**ACTIVITY**.
Report every line in the listing that contains the string "System".

**DATA**.
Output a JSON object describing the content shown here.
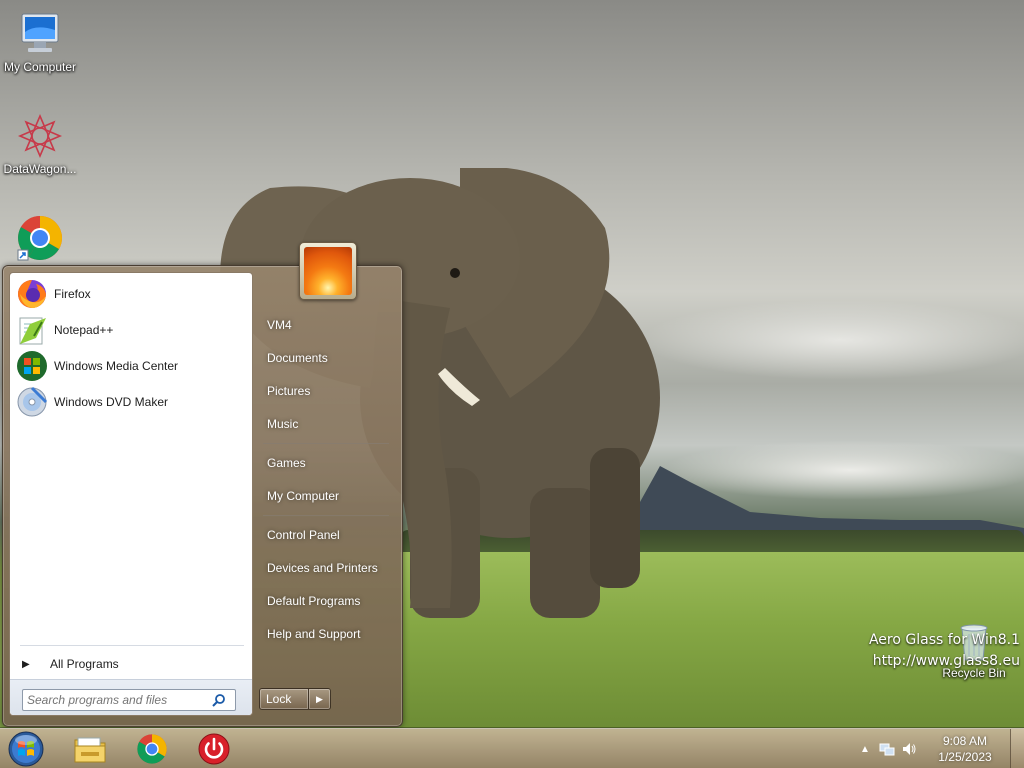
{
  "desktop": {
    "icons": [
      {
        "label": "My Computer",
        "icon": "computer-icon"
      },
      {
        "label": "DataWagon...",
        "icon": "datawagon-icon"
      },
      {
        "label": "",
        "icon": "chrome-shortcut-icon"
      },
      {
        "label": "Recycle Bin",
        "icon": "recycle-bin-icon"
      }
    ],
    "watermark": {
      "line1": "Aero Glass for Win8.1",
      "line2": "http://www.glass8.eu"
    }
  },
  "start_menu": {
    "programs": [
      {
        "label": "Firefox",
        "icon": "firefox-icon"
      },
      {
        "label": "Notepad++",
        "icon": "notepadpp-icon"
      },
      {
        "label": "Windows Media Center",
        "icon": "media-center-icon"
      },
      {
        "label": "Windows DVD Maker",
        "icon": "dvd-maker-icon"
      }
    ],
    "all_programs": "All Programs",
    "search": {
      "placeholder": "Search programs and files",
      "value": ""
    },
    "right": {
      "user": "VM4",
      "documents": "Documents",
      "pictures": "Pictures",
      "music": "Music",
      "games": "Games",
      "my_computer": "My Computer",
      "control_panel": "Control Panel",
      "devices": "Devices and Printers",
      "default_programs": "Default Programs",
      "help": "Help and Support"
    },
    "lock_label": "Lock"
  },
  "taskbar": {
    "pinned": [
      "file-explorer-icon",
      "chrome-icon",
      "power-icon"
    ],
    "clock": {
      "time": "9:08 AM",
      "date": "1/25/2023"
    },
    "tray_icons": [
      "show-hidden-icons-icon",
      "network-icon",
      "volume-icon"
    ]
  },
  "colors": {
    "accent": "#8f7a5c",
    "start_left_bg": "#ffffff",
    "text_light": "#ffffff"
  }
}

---

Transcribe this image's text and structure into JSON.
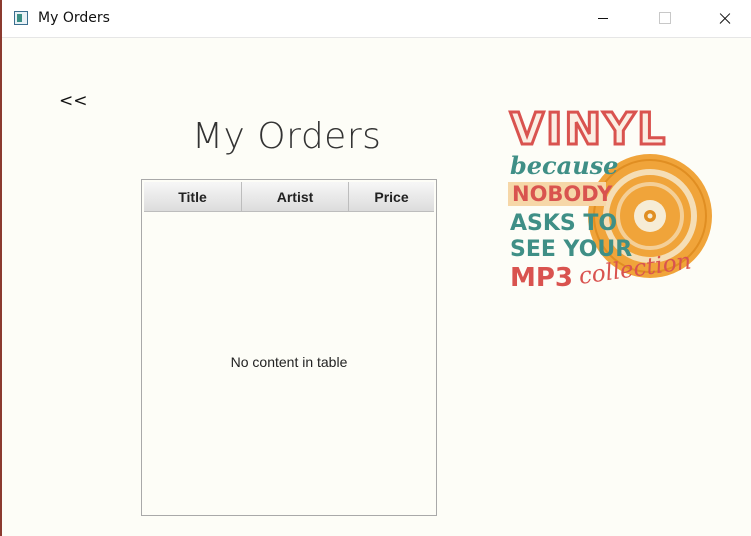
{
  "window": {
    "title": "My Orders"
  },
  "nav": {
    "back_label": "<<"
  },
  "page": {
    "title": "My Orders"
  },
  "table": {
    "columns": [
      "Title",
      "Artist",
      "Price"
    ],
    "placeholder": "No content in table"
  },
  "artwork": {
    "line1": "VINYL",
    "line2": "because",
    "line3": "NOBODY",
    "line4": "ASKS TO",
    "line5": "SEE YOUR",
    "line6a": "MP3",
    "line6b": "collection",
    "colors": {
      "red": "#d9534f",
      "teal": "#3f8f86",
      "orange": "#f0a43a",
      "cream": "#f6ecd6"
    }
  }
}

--

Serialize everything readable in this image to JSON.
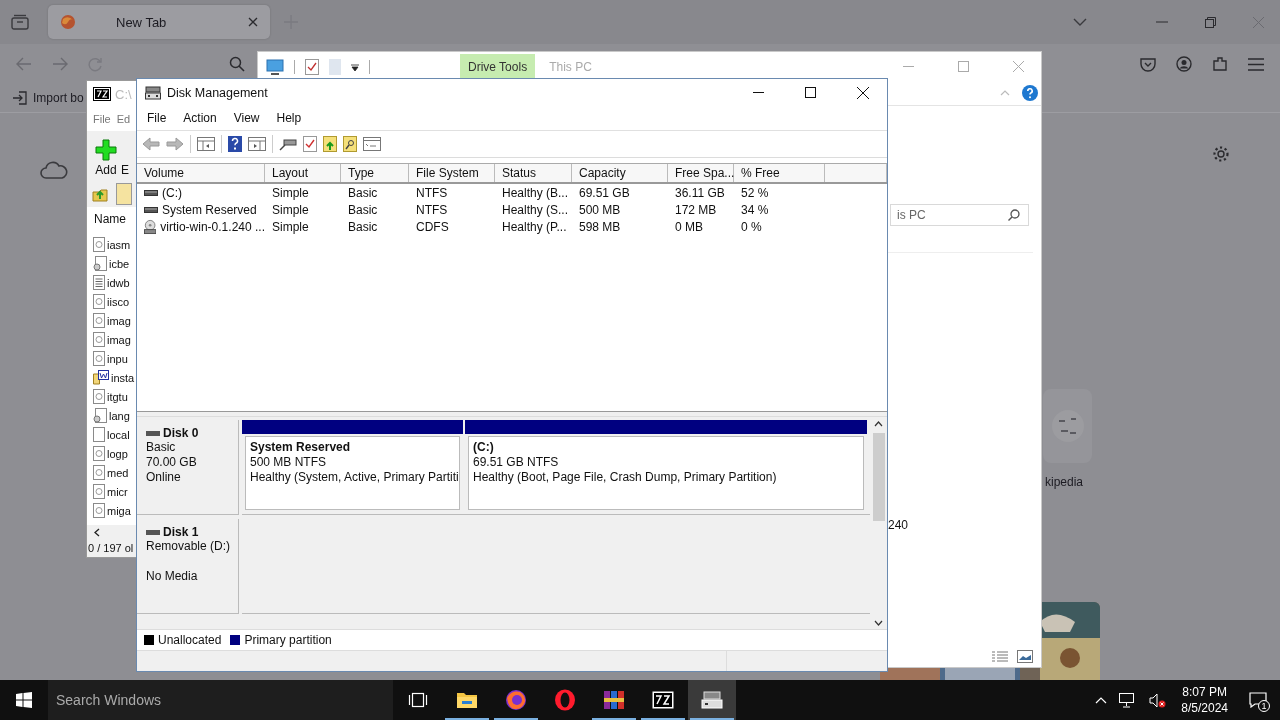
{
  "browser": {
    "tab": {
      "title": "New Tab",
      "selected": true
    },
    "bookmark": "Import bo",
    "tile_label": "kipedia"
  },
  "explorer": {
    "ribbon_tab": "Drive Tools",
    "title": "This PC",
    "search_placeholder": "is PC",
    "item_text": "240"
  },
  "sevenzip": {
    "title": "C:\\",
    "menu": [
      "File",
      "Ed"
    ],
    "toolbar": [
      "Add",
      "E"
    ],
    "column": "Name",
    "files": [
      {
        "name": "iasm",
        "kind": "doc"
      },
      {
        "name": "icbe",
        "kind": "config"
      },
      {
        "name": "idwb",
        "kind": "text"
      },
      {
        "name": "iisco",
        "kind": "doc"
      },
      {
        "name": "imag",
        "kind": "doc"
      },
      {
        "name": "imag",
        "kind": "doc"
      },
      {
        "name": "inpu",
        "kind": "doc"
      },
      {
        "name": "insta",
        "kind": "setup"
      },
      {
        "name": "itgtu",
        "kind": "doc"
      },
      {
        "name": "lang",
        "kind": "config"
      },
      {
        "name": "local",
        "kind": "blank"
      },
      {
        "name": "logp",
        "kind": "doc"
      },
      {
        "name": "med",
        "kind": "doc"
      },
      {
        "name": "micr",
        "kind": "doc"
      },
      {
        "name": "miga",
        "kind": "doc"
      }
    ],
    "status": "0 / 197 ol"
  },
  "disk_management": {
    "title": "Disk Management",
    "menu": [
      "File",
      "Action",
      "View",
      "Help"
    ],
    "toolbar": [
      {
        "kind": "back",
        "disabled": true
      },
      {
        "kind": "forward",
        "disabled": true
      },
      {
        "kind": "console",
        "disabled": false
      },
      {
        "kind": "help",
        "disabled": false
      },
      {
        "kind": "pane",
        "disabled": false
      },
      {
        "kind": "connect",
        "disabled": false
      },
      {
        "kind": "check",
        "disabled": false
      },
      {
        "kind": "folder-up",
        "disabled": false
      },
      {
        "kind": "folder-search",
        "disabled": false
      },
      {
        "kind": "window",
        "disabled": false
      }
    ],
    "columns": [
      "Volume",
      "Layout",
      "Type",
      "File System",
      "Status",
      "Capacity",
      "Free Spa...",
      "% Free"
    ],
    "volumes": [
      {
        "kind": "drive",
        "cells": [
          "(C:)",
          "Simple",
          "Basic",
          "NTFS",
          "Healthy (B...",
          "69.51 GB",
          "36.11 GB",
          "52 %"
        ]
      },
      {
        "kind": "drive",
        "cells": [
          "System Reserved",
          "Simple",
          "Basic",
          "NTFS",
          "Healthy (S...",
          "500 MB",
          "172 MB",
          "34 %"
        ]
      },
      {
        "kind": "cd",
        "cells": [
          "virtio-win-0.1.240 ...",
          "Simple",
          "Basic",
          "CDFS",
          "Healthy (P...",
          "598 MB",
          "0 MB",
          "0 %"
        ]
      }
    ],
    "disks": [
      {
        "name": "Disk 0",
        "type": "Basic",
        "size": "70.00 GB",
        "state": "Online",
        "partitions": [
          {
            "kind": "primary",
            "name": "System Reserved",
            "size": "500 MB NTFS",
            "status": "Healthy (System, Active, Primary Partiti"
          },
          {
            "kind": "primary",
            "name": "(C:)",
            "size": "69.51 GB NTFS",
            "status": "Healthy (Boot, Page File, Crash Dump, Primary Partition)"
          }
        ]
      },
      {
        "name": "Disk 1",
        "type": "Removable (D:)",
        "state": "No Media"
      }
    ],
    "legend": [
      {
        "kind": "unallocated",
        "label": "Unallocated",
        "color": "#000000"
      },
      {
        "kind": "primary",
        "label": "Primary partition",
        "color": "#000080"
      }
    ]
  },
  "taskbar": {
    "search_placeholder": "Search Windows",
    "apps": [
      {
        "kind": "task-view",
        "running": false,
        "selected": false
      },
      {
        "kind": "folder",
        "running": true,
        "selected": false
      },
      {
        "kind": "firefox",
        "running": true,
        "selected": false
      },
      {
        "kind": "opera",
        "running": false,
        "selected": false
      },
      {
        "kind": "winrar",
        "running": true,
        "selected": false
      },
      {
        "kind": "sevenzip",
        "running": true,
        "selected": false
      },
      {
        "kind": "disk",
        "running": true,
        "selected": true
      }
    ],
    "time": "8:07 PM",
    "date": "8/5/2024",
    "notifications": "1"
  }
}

**TASK RESPONSE**.
      "File System",
          "System Reserved",
            "name": "System Reserved",
            "status": "Healthy (System, Active, Primary Partiti"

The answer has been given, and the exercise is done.